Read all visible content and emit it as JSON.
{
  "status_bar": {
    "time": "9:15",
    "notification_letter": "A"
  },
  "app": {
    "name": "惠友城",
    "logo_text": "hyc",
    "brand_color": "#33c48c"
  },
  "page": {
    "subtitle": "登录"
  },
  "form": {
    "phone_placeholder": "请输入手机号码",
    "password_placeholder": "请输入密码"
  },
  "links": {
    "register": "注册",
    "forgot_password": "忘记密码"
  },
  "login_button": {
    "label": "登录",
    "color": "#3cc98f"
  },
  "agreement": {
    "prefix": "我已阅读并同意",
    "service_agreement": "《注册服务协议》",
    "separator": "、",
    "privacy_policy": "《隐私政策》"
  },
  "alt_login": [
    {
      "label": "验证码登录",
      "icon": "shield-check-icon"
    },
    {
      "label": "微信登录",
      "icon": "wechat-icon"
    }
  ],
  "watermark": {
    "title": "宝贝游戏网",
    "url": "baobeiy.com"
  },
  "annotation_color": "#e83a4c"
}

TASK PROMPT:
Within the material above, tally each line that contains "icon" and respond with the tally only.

RESPONSE:
2